Transport-as-a Service:  A New Model for Generating Revenue from Your WDM Network

Transport-as-a Service: A New Model for Generating Revenue from Your WDM Network

Coherent WDM technology provides massive bandwidth at the optical layer with the ability to carry hundreds of gigabits per second on a single wavelength across thousands of kilometers. Used to boost the capability of the transport network, coherent WDM is largely viewed as a static infrastructure technology and treated as a sunk cost of operations.

But what if it didn’t have to be that way?

What if there was a mechanism for making the optical layer more flexible and extensible and transform it into a revenue-generating network in its own right, just like the packet network that rides on top of it?
Using Optical Transport Networking (OTN) technology gives WDM the service attributes it needs to enable Layer 1 service delivery directly from the optical network.
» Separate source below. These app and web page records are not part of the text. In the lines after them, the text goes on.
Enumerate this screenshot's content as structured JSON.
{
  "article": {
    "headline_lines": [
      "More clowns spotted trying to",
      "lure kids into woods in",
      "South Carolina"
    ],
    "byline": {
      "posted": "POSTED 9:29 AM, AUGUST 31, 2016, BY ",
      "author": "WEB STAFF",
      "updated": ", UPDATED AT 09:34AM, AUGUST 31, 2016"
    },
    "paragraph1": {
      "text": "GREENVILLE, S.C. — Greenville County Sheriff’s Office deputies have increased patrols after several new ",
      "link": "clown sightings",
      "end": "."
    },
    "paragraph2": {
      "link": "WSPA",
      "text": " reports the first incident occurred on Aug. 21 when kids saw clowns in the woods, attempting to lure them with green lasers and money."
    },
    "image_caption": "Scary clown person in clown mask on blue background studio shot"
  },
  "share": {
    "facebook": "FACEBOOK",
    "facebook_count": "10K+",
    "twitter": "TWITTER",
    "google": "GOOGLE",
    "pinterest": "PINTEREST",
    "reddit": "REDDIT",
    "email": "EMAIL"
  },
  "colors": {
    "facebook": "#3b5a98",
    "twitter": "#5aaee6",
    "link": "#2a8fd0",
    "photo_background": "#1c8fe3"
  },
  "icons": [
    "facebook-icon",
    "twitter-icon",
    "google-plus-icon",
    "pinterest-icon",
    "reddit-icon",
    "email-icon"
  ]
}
OTN certainly isn’t new having been used in core switching nodes for many years now, but the new generation of OTN devices based on the latest chipset technology has expanded the number of use cases for it. With a compact form factor as small as 1RU as opposed to the half-rack systems of generations past, OTN can now break out of the network core and move all the way to the metro aggregation point and even the metro access edge where it can connect directly to customer networks.


OTN schema with different services
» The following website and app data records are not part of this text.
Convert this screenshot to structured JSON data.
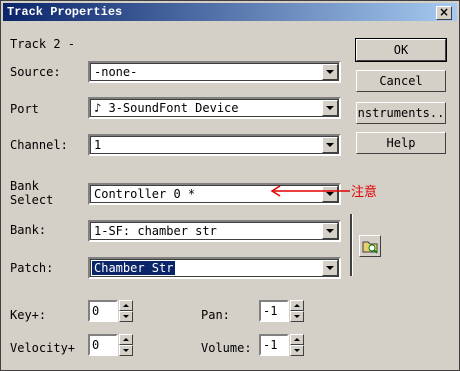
{
  "window": {
    "title": "Track Properties",
    "close_symbol": "×"
  },
  "track_label": "Track 2 -",
  "fields": {
    "source": {
      "label": "Source:",
      "accel": "S",
      "value": "-none-"
    },
    "port": {
      "label": "Port",
      "accel": "t",
      "value": "♪ 3-SoundFont Device"
    },
    "channel": {
      "label": "Channel:",
      "accel": "C",
      "value": "1"
    },
    "bank_select": {
      "label_line1": "Bank",
      "label_line2": "Select",
      "value": "Controller 0   *"
    },
    "bank": {
      "label": "Bank:",
      "accel": "B",
      "value": "1-SF: chamber str"
    },
    "patch": {
      "label": "Patch:",
      "accel": "P",
      "value": "Chamber Str"
    }
  },
  "spinners": {
    "key": {
      "label": "Key+:",
      "value": "0"
    },
    "velocity": {
      "label": "Velocity+",
      "value": "0"
    },
    "pan": {
      "label": "Pan:",
      "value": "-1"
    },
    "volume": {
      "label": "Volume:",
      "value": "-1"
    }
  },
  "buttons": {
    "ok": "OK",
    "cancel": "Cancel",
    "instruments": "nstruments..",
    "help": "Help"
  },
  "annotation": {
    "arrow": "←",
    "text": "注意",
    "color": "#e00000"
  },
  "icons": {
    "bank_patch_browse": "folder-icon"
  }
}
Figure: TaaS Compact OTN Deployment

OTN provides a number of capabilities and benefits that can transform the optical network from being purely an infrastructure element to a new service delivery model, enabling the transport capacity itself to become the service — i.e., Transport-as-a-Service (TaaS).
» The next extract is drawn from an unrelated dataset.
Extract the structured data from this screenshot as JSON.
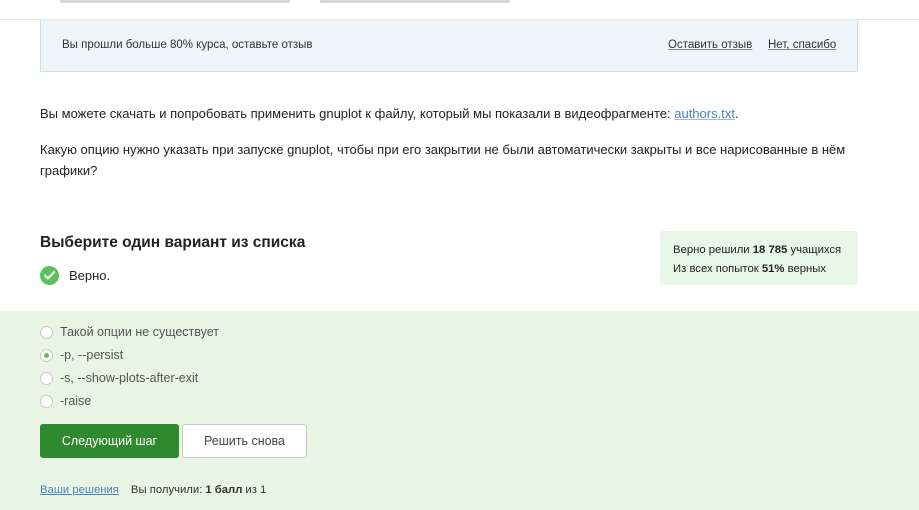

  • Virtualization: ODUk containers allow each client service to remain physically isolated from all others on the same wavelength so that they can be independently switched, monitored and managed (and billed!) the same way as packet services
  • Determinism: OTN is more connection oriented than Ethernet or IP packets meaning you get the deterministic performance with near-zero latency that Layer 1 provides for which you can charge while providing a stringent SLA
  • Security: As a Layer 1 technology, OTN is inherently more secure than IP. For highly security-sensitive customers, encryption can be added on as a premium service
  • Rapid service provisioning: OTN switching capability at the edge of the service provider network provides the ability to connect a client to any port without having to build dedicated facilities to the customer premise and there’s no service activation testing such as RFC 2544 or Y.1564 required so it’s faster and simpler to roll out
  • Multi-protocol support: OTNs asynchronous nature enables multi-protocol client support for both packet and TDM traffic while its ODUk hierarchy provides right-sized containers for any client rate from 1Gbps to 400Gbps with efficient multiplexing to maximize the utilization of the WDM capacity
  • Flexibility: ODUflex — one of the new OTN capabilities made possible by the latest generations of the technology — allows a service provider to meet individual customers demands even for non-standard data rates (i.e., rates between 1G, 10G and 100G) by combining any arbitrary number of ODU0s (1.25Gbps) to create a connection of virtually any size

Of course there will always be a high demand for packet-based Layer 2 Ethernet and Layer 3 IP services for the utility they bring, but Layer 1 services can play an important part in serving those end users who simply want to connect their own routed or switched networks in different locations with as little complexity and latency as possible. While wavelength services are available, they’re typically only used by big customers—large enterprises, universities, federal governments, etc.—that have a high amount of traffic and can justify the cost of leasing an entire wavelength. Customers with lower connectivity needs are left to select from the variety of packet services available, trying to balance their needs of throughput, performance, security, availability and cost to select the right one.

With a TaaS model, service providers and carriers can now more effectively leverage their WDM networks to provide a new level of high performance connectivity service such as Layer 1 Private Lines and Optical Virtual Private Networks (OVPNs) that were simply not possible before.